He didn't say it bitterly, more sadly, with an obvious hint of frustration. I was kind of taken aback that he had said it, but I really appreciated that he did. In college, we have our complex assignments. We have our research papers, our group projects, and our scholarly readings. But can we say that our work is more difficult than that of these students, living away from their home countries, going to classes and learning english while trying to learn other subjects and graduate from high school? I am really not sure that I can.

April 2, 2008

Blog Prompt #7

Design three title page options for your research paper.

Continue reading "Blog Prompt #7" »

KINETIC T y p o g r a p h y

This week in our discussion section, Della talked a little bit about the impact and subject of typography. I found this rather coincidental.

Last week, I was doing homework, watching and analyzing the title sequence of "The Age of Innocence" on youtube (It should be noted that I am a person who is very easily distracted). So, after spending a half an hour or so dissecting the design elements and principles of the movie clip, my mouse wandered to the related videos on the sidebar and I began clicking away. I know, I know..I should have been working, but I'm sure we've all done it. If you're on youtube, one minute you'll be watching Harry Potter Puppet Pals, and the next you'll be watching a slow-mo video of some kid eating chocolate cake, set to the "Friends" theme song. It happens.

But this time, I actually found something that was pretty fascinating. I stumbled across a whole series of videos on "Kinetic Typography." Basically, it's just as it sounds - words in motion - but more awesome. Awesome to the power of 56 (<--random number). Most of the clips I found were set to songs or movie scripts. They played the audio from the chosen media and then displayed the dialogue in various colors, texts, and sizes. Then, they animated it.

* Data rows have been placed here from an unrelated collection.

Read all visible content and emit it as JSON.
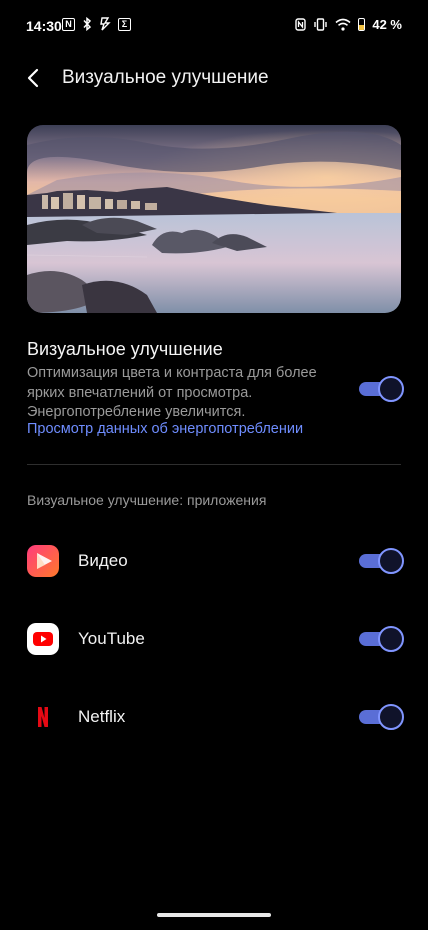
{
  "status_bar": {
    "time": "14:30",
    "left_icons": [
      "n-square-icon",
      "bluetooth-icon",
      "app-notification-icon",
      "sigma-square-icon"
    ],
    "right_icons": [
      "nfc-icon",
      "vibrate-icon",
      "wifi-icon",
      "battery-icon"
    ],
    "battery_percent": "42 %",
    "battery_level": 0.42
  },
  "header": {
    "title": "Визуальное улучшение"
  },
  "main_setting": {
    "title": "Визуальное улучшение",
    "description": "Оптимизация цвета и контраста для более ярких впечатлений от просмотра. Энергопотребление увеличится.",
    "link": "Просмотр данных об энергопотреблении",
    "enabled": true
  },
  "apps_section": {
    "title": "Визуальное улучшение: приложения",
    "items": [
      {
        "label": "Видео",
        "icon": "video-app-icon",
        "enabled": true
      },
      {
        "label": "YouTube",
        "icon": "youtube-icon",
        "enabled": true
      },
      {
        "label": "Netflix",
        "icon": "netflix-icon",
        "enabled": true
      }
    ]
  },
  "colors": {
    "accent": "#6f8dff",
    "toggle_track": "#5a6ed6",
    "background": "#000000"
  }
}
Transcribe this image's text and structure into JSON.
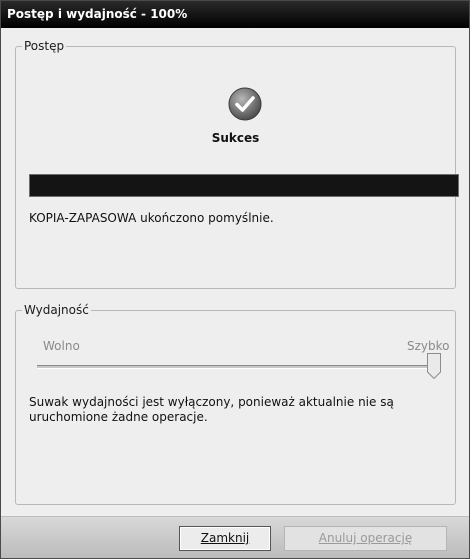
{
  "window": {
    "title": "Postęp i wydajność - 100%"
  },
  "progress_group": {
    "legend": "Postęp",
    "status_icon": "check-icon",
    "result_title": "Sukces",
    "progress_fraction": 1.0,
    "message": "KOPIA-ZAPASOWA ukończono pomyślnie."
  },
  "performance_group": {
    "legend": "Wydajność",
    "slow_label": "Wolno",
    "fast_label": "Szybko",
    "slider_value_fraction": 1.0,
    "description": "Suwak wydajności jest wyłączony, ponieważ aktualnie nie są uruchomione żadne operacje."
  },
  "buttons": {
    "close": "Zamknij",
    "cancel": "Anuluj operację"
  },
  "colors": {
    "title_bar": "#000000",
    "progress_fill": "#141414"
  }
}
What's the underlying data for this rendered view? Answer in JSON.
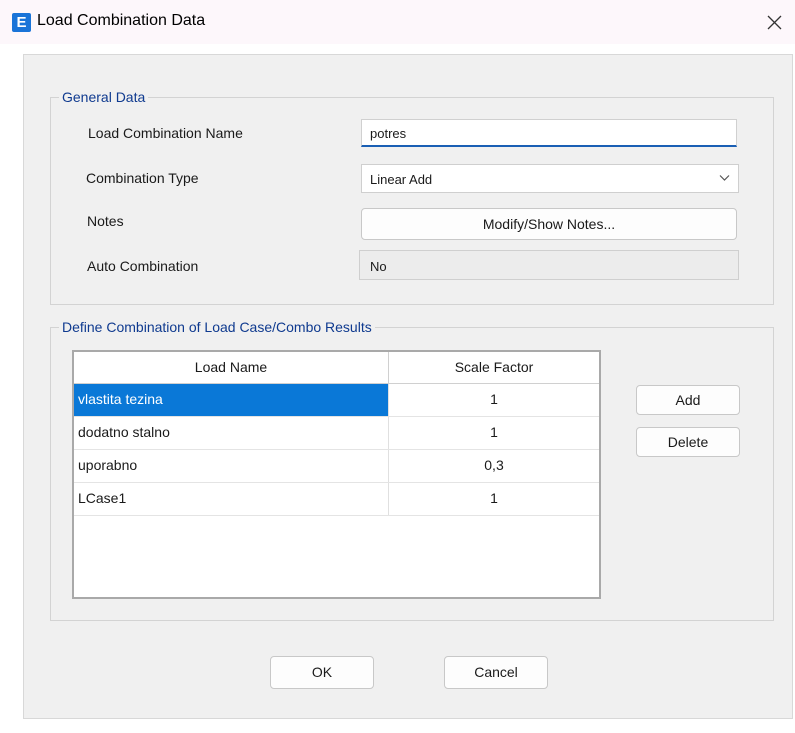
{
  "window": {
    "title": "Load Combination Data",
    "app_icon_letter": "E",
    "accent_color": "#1a74d8"
  },
  "general": {
    "legend": "General Data",
    "name_label": "Load Combination Name",
    "name_value": "potres",
    "type_label": "Combination Type",
    "type_value": "Linear Add",
    "notes_label": "Notes",
    "notes_button": "Modify/Show Notes...",
    "auto_label": "Auto Combination",
    "auto_value": "No"
  },
  "define": {
    "legend": "Define Combination of Load Case/Combo Results",
    "columns": [
      "Load Name",
      "Scale Factor"
    ],
    "rows": [
      {
        "name": "vlastita tezina",
        "factor": "1",
        "selected": true
      },
      {
        "name": "dodatno stalno",
        "factor": "1",
        "selected": false
      },
      {
        "name": "uporabno",
        "factor": "0,3",
        "selected": false
      },
      {
        "name": "LCase1",
        "factor": "1",
        "selected": false
      }
    ],
    "add_button": "Add",
    "delete_button": "Delete",
    "selection_color": "#0a78d7"
  },
  "footer": {
    "ok_button": "OK",
    "cancel_button": "Cancel"
  }
}
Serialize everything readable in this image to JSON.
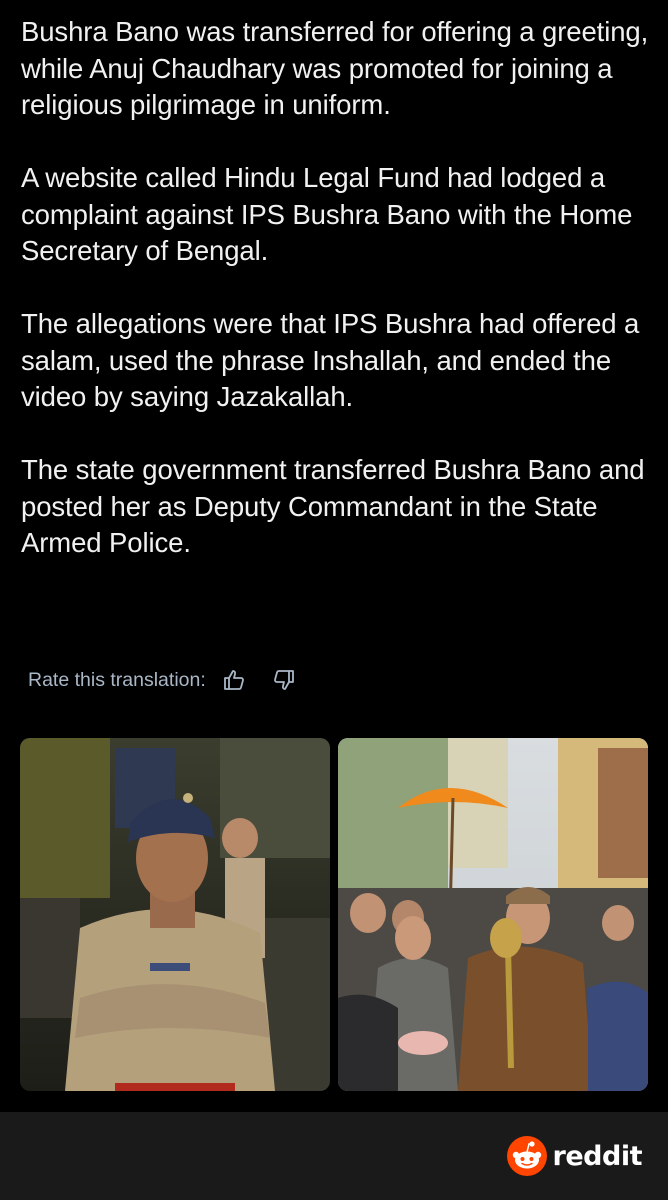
{
  "post": {
    "paragraphs": [
      "Bushra Bano was transferred for offering a greeting, while Anuj Chaudhary was promoted for joining a religious pilgrimage in uniform.",
      "A website called Hindu Legal Fund had lodged a complaint against IPS Bushra Bano with the Home Secretary of Bengal.",
      "The allegations were that IPS Bushra had offered a salam, used the phrase Inshallah, and ended the video by saying Jazakallah.",
      "The state government transferred Bushra Bano and posted her as Deputy Commandant in the State Armed Police."
    ]
  },
  "translation": {
    "rate_label": "Rate this translation:",
    "thumbs_up_icon": "thumbs-up-icon",
    "thumbs_down_icon": "thumbs-down-icon"
  },
  "media": {
    "left_image": "photo of a policewoman in khaki uniform with a navy beret, arms crossed",
    "right_image": "photo of a uniformed officer carrying a golden mace in a street procession under an orange umbrella"
  },
  "footer": {
    "brand_name": "reddit",
    "brand_icon": "reddit-snoo-icon",
    "brand_color": "#ff4500"
  },
  "colors": {
    "background": "#000000",
    "text": "#f1f1f1",
    "muted_text": "#a9b7c6",
    "footer_bg": "#1a1a1b"
  }
}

What I found most intriguing was how the kinetic typography really illustrated the mood of the movie/song. It was interesting how changing the font style and weight could mirror someone laughing or whispering. Even though there was no visual picture, I could formulate an idea of what was occurring in the scene just by the way the moving typography and audio worked together. The people who created and posted these on youtube truly put a lot of thought into each aspect of typography and how it could work to convey the image without showing a direct picture.

Here are some of my (appropriate) favorites. There are a lot more on youtube - I encourage you to check them out!!



Abbott and Costello's "Who's on First?" routine.


"V for Vendetta" scene with V's introduction


Go Canada! A short clip to honor Ozayr on the basics of typography in motion by Vancouver Film School students